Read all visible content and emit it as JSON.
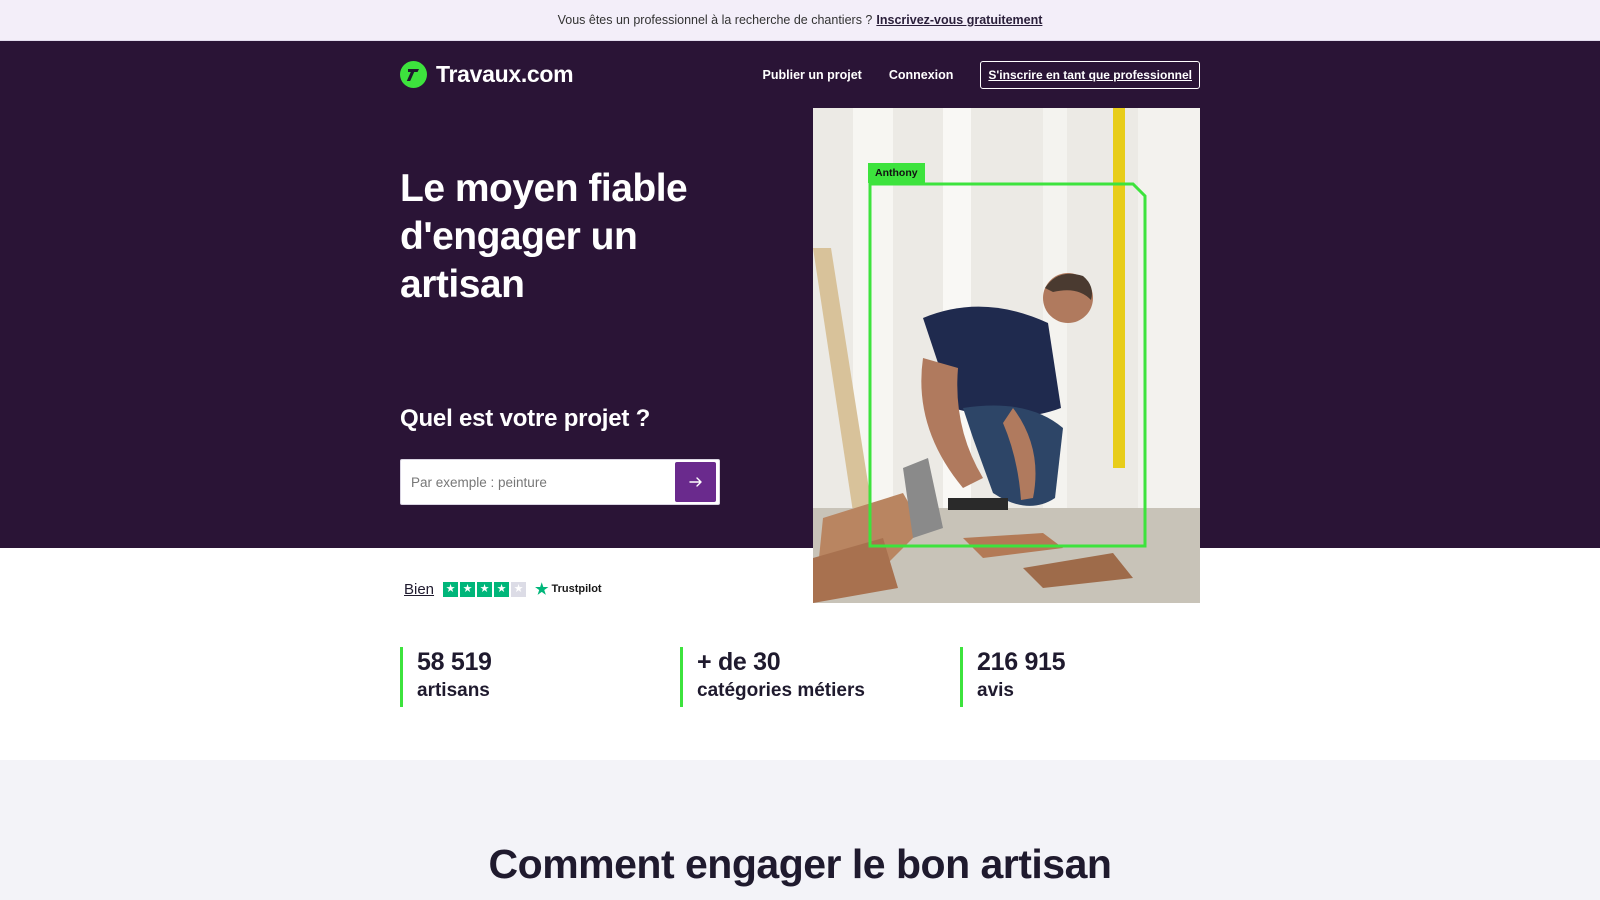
{
  "promo": {
    "text": "Vous êtes un professionnel à la recherche de chantiers ?",
    "link": "Inscrivez-vous gratuitement"
  },
  "header": {
    "logo_text": "Travaux.com",
    "nav": {
      "publish": "Publier un projet",
      "login": "Connexion",
      "pro_signup": "S'inscrire en tant que professionnel"
    }
  },
  "hero": {
    "title": "Le moyen fiable d'engager un artisan",
    "subtitle": "Quel est votre projet ?",
    "search": {
      "placeholder": "Par exemple : peinture",
      "value": ""
    },
    "photo": {
      "tag": "Anthony"
    }
  },
  "rating": {
    "label": "Bien",
    "stars_filled": 4,
    "stars_total": 5,
    "provider": "Trustpilot"
  },
  "stats": [
    {
      "value": "58 519",
      "label": "artisans"
    },
    {
      "value": "+ de 30",
      "label": "catégories métiers"
    },
    {
      "value": "216 915",
      "label": "avis"
    }
  ],
  "how": {
    "title": "Comment engager le bon artisan"
  },
  "colors": {
    "hero_bg": "#2a1436",
    "accent_green": "#3de33d",
    "search_button": "#6a2a8d",
    "trustpilot_green": "#00b67a"
  }
}
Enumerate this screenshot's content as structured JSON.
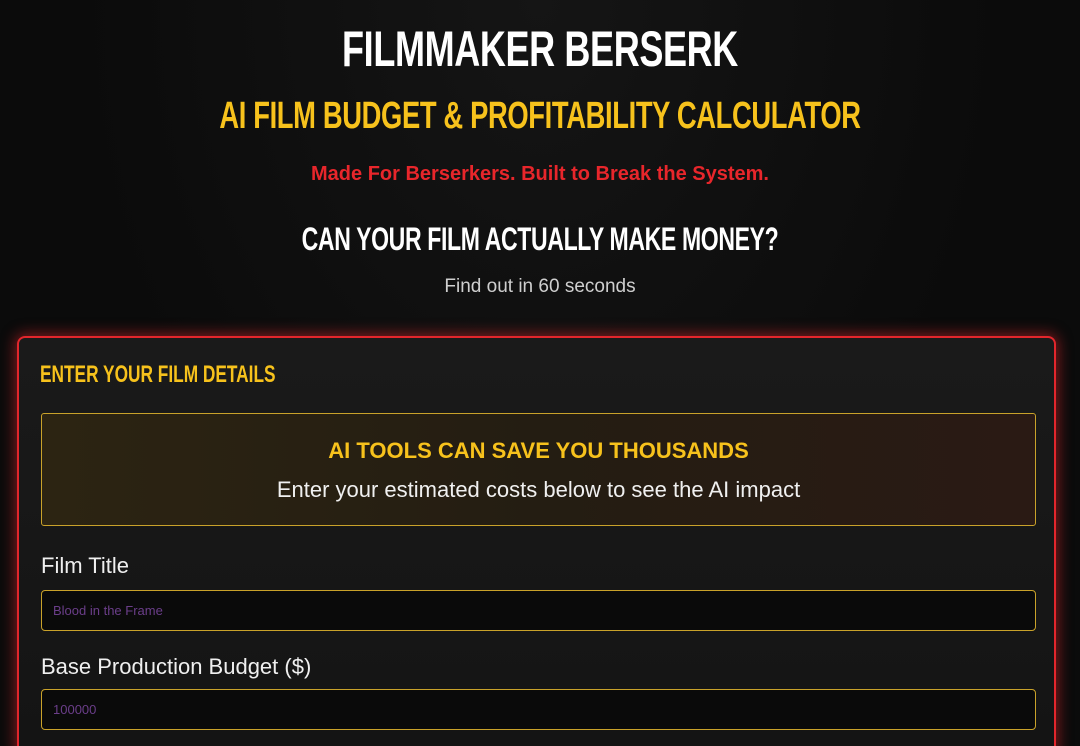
{
  "header": {
    "title": "FILMMAKER BERSERK",
    "subtitle": "AI FILM BUDGET & PROFITABILITY CALCULATOR",
    "tagline": "Made For Berserkers. Built to Break the System.",
    "headline": "CAN YOUR FILM ACTUALLY MAKE MONEY?",
    "subline": "Find out in 60 seconds"
  },
  "form": {
    "section_title": "ENTER YOUR FILM DETAILS",
    "ai_box": {
      "title": "AI TOOLS CAN SAVE YOU THOUSANDS",
      "text": "Enter your estimated costs below to see the AI impact"
    },
    "fields": [
      {
        "label": "Film Title",
        "value": "",
        "placeholder": "Blood in the Frame"
      },
      {
        "label": "Base Production Budget ($)",
        "value": "",
        "placeholder": "100000"
      }
    ]
  },
  "colors": {
    "accent_yellow": "#f7c21c",
    "accent_red": "#e3262c",
    "background": "#0b0b0b",
    "placeholder": "#6b3e8a"
  }
}
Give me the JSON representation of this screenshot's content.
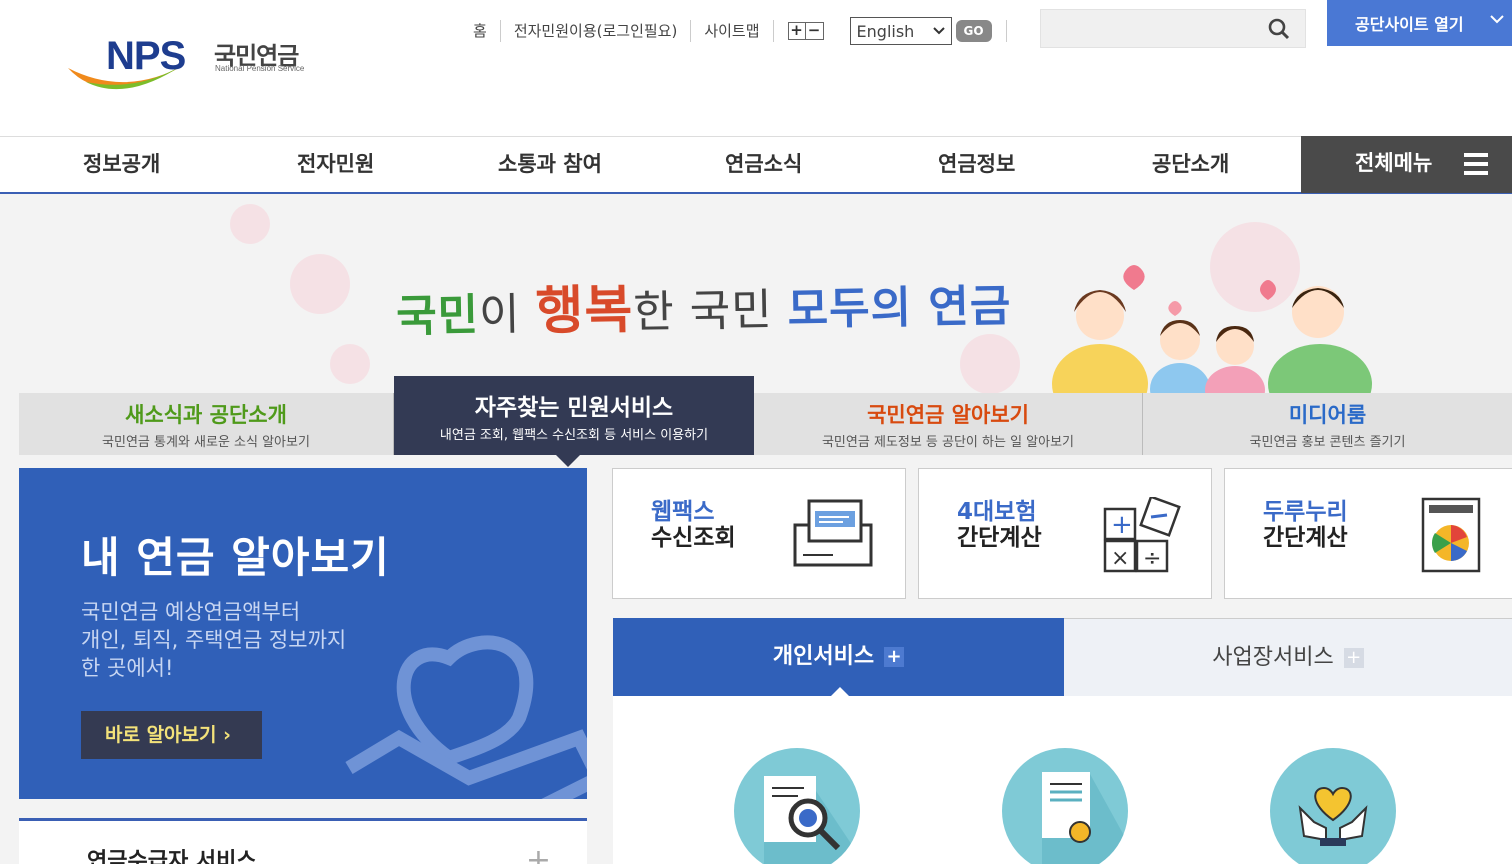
{
  "logo": {
    "abbr": "NPS",
    "name_ko": "국민연금",
    "name_en": "National Pension Service"
  },
  "util": {
    "links": [
      "홈",
      "전자민원이용(로그인필요)",
      "사이트맵"
    ],
    "font_plus": "+",
    "font_minus": "−",
    "language": "English",
    "go": "GO"
  },
  "search": {
    "placeholder": "",
    "icon": "search-icon"
  },
  "open_site": {
    "label": "공단사이트 열기"
  },
  "gnb": {
    "items": [
      "정보공개",
      "전자민원",
      "소통과 참여",
      "연금소식",
      "연금정보",
      "공단소개"
    ],
    "all_menu": "전체메뉴"
  },
  "hero": {
    "slogan": {
      "p1": "국민",
      "p2": "이 ",
      "p3": "행복",
      "p4": "한 국민 ",
      "p5": "모두의 연금"
    }
  },
  "tabs": [
    {
      "title": "새소식과 공단소개",
      "sub": "국민연금 통계와 새로운 소식 알아보기",
      "color": "#4f9a1a"
    },
    {
      "title": "자주찾는 민원서비스",
      "sub": "내연금 조회, 웹팩스 수신조회 등 서비스 이용하기",
      "color": "#ffffff"
    },
    {
      "title": "국민연금 알아보기",
      "sub": "국민연금 제도정보 등 공단이 하는 일 알아보기",
      "color": "#d84a0f"
    },
    {
      "title": "미디어룸",
      "sub": "국민연금 홍보 콘텐츠 즐기기",
      "color": "#2a6ac8"
    }
  ],
  "my_pension": {
    "title": "내 연금 알아보기",
    "desc": [
      "국민연금 예상연금액부터",
      "개인, 퇴직, 주택연금 정보까지",
      "한 곳에서!"
    ],
    "button": "바로 알아보기 ›"
  },
  "recipient": {
    "title": "연금수급자 서비스",
    "plus": "+"
  },
  "service_boxes": [
    {
      "line1": "웹팩스",
      "line2": "수신조회",
      "icon": "fax-icon"
    },
    {
      "line1": "4대보험",
      "line2": "간단계산",
      "icon": "calculator-icon"
    },
    {
      "line1": "두루누리",
      "line2": "간단계산",
      "icon": "durunuri-icon"
    }
  ],
  "service_tabs": {
    "personal": "개인서비스",
    "business": "사업장서비스",
    "plus": "+"
  },
  "colors": {
    "primary": "#3060b8",
    "dark": "#333a54",
    "accent": "#4a78d4"
  }
}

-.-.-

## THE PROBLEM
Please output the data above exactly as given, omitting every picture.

## EXERCISE OUTPUT
Read all visible content and emit it as JSON.
{
  "promo": {
    "text": "Vous êtes un professionnel à la recherche de chantiers ?",
    "link": "Inscrivez-vous gratuitement"
  },
  "header": {
    "logo_text": "Travaux.com",
    "nav": {
      "publish": "Publier un projet",
      "login": "Connexion",
      "pro_signup": "S'inscrire en tant que professionnel"
    }
  },
  "hero": {
    "title": "Le moyen fiable d'engager un artisan",
    "subtitle": "Quel est votre projet ?",
    "search": {
      "placeholder": "Par exemple : peinture",
      "value": ""
    },
    "photo": {
      "tag": "Anthony"
    }
  },
  "rating": {
    "label": "Bien",
    "stars_filled": 4,
    "stars_total": 5,
    "provider": "Trustpilot"
  },
  "stats": [
    {
      "value": "58 519",
      "label": "artisans"
    },
    {
      "value": "+ de 30",
      "label": "catégories métiers"
    },
    {
      "value": "216 915",
      "label": "avis"
    }
  ],
  "how": {
    "title": "Comment engager le bon artisan"
  },
  "colors": {
    "hero_bg": "#2a1436",
    "accent_green": "#3de33d",
    "search_button": "#6a2a8d",
    "trustpilot_green": "#00b67a"
  }
}
Enumerate this screenshot's content as structured JSON.
{
  "header": {
    "title": "FILMMAKER BERSERK",
    "subtitle": "AI FILM BUDGET & PROFITABILITY CALCULATOR",
    "tagline": "Made For Berserkers. Built to Break the System.",
    "headline": "CAN YOUR FILM ACTUALLY MAKE MONEY?",
    "subline": "Find out in 60 seconds"
  },
  "form": {
    "section_title": "ENTER YOUR FILM DETAILS",
    "ai_box": {
      "title": "AI TOOLS CAN SAVE YOU THOUSANDS",
      "text": "Enter your estimated costs below to see the AI impact"
    },
    "fields": [
      {
        "label": "Film Title",
        "value": "",
        "placeholder": "Blood in the Frame"
      },
      {
        "label": "Base Production Budget ($)",
        "value": "",
        "placeholder": "100000"
      }
    ]
  },
  "colors": {
    "accent_yellow": "#f7c21c",
    "accent_red": "#e3262c",
    "background": "#0b0b0b",
    "placeholder": "#6b3e8a"
  }
}
Give me the JSON representation of this screenshot's content.
{
  "logo": {
    "abbr": "NPS",
    "name_ko": "국민연금",
    "name_en": "National Pension Service"
  },
  "util": {
    "links": [
      "홈",
      "전자민원이용(로그인필요)",
      "사이트맵"
    ],
    "font_plus": "+",
    "font_minus": "−",
    "language": "English",
    "go": "GO"
  },
  "search": {
    "placeholder": "",
    "icon": "search-icon"
  },
  "open_site": {
    "label": "공단사이트 열기"
  },
  "gnb": {
    "items": [
      "정보공개",
      "전자민원",
      "소통과 참여",
      "연금소식",
      "연금정보",
      "공단소개"
    ],
    "all_menu": "전체메뉴"
  },
  "hero": {
    "slogan": {
      "p1": "국민",
      "p2": "이 ",
      "p3": "행복",
      "p4": "한 국민 ",
      "p5": "모두의 연금"
    }
  },
  "tabs": [
    {
      "title": "새소식과 공단소개",
      "sub": "국민연금 통계와 새로운 소식 알아보기",
      "color": "#4f9a1a"
    },
    {
      "title": "자주찾는 민원서비스",
      "sub": "내연금 조회, 웹팩스 수신조회 등 서비스 이용하기",
      "color": "#ffffff"
    },
    {
      "title": "국민연금 알아보기",
      "sub": "국민연금 제도정보 등 공단이 하는 일 알아보기",
      "color": "#d84a0f"
    },
    {
      "title": "미디어룸",
      "sub": "국민연금 홍보 콘텐츠 즐기기",
      "color": "#2a6ac8"
    }
  ],
  "my_pension": {
    "title": "내 연금 알아보기",
    "desc": [
      "국민연금 예상연금액부터",
      "개인, 퇴직, 주택연금 정보까지",
      "한 곳에서!"
    ],
    "button": "바로 알아보기 ›"
  },
  "recipient": {
    "title": "연금수급자 서비스",
    "plus": "+"
  },
  "service_boxes": [
    {
      "line1": "웹팩스",
      "line2": "수신조회",
      "icon": "fax-icon"
    },
    {
      "line1": "4대보험",
      "line2": "간단계산",
      "icon": "calculator-icon"
    },
    {
      "line1": "두루누리",
      "line2": "간단계산",
      "icon": "durunuri-icon"
    }
  ],
  "service_tabs": {
    "personal": "개인서비스",
    "business": "사업장서비스",
    "plus": "+"
  },
  "colors": {
    "primary": "#3060b8",
    "dark": "#333a54",
    "accent": "#4a78d4"
  }
}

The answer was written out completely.